Search the records below for the string "PowerBeam", and report each line that contains it.

■ AVAILABLE DATA:
____________________

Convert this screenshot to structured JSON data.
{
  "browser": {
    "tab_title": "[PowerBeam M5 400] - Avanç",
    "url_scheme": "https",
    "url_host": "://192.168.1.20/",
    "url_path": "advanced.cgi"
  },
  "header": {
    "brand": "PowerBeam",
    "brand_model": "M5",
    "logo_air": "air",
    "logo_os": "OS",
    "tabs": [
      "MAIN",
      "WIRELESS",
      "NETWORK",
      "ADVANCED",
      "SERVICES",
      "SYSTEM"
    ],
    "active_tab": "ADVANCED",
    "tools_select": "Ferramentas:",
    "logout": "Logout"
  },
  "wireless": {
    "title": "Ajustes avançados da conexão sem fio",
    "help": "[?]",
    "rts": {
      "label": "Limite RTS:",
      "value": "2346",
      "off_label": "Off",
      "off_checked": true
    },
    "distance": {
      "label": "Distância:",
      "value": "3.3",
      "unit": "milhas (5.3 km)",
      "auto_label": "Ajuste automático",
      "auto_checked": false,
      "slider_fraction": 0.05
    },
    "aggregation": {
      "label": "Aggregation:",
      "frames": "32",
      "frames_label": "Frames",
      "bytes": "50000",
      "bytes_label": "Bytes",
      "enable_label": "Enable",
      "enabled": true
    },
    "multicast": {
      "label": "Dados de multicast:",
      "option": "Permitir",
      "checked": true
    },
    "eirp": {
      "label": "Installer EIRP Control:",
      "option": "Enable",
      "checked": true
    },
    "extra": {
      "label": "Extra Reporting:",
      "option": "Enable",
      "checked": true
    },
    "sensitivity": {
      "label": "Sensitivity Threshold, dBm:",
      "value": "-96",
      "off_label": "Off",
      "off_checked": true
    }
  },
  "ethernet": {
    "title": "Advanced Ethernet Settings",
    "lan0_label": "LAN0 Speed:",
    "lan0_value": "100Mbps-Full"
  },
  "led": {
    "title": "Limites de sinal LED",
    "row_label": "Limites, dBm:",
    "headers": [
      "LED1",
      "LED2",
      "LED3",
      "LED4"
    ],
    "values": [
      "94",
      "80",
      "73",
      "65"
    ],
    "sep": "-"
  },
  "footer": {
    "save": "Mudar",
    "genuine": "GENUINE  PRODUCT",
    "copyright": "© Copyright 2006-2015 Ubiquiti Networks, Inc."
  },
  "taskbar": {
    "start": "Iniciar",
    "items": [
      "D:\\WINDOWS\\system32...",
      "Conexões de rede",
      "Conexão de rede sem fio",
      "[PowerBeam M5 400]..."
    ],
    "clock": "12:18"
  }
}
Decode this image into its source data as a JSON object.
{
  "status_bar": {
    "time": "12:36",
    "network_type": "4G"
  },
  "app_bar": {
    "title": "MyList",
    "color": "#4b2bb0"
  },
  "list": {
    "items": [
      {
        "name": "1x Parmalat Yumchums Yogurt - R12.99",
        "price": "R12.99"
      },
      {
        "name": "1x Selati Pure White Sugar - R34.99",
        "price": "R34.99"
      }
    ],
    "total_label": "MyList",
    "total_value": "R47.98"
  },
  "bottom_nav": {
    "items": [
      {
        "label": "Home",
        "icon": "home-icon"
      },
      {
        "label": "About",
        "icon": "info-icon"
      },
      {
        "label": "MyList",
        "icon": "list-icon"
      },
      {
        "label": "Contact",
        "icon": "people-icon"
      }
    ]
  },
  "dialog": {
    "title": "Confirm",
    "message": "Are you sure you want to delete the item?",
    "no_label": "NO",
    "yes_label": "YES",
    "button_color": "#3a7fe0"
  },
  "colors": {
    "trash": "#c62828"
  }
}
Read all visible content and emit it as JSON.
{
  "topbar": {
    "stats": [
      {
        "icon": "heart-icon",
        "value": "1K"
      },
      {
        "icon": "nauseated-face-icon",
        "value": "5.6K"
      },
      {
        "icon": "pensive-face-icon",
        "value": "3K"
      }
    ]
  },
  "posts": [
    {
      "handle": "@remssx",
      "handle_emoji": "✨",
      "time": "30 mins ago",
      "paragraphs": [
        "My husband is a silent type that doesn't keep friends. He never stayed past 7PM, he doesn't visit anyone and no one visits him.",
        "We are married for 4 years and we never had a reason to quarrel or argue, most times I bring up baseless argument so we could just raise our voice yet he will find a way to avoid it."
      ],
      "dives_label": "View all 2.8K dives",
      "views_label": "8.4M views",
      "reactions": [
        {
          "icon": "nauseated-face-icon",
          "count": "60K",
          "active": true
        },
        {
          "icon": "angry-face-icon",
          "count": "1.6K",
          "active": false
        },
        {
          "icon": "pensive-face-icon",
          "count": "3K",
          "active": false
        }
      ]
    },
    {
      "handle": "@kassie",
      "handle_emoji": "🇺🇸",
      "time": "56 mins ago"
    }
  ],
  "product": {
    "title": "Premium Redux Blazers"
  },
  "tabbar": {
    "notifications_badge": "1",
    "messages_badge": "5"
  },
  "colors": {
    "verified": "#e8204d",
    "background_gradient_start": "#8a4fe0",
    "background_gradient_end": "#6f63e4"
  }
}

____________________

■ SOLUTION TO THE PROBLEM:
    "tab_title": "[PowerBeam M5 400] - Avanç",
    "brand": "PowerBeam",
      "[PowerBeam M5 400]..."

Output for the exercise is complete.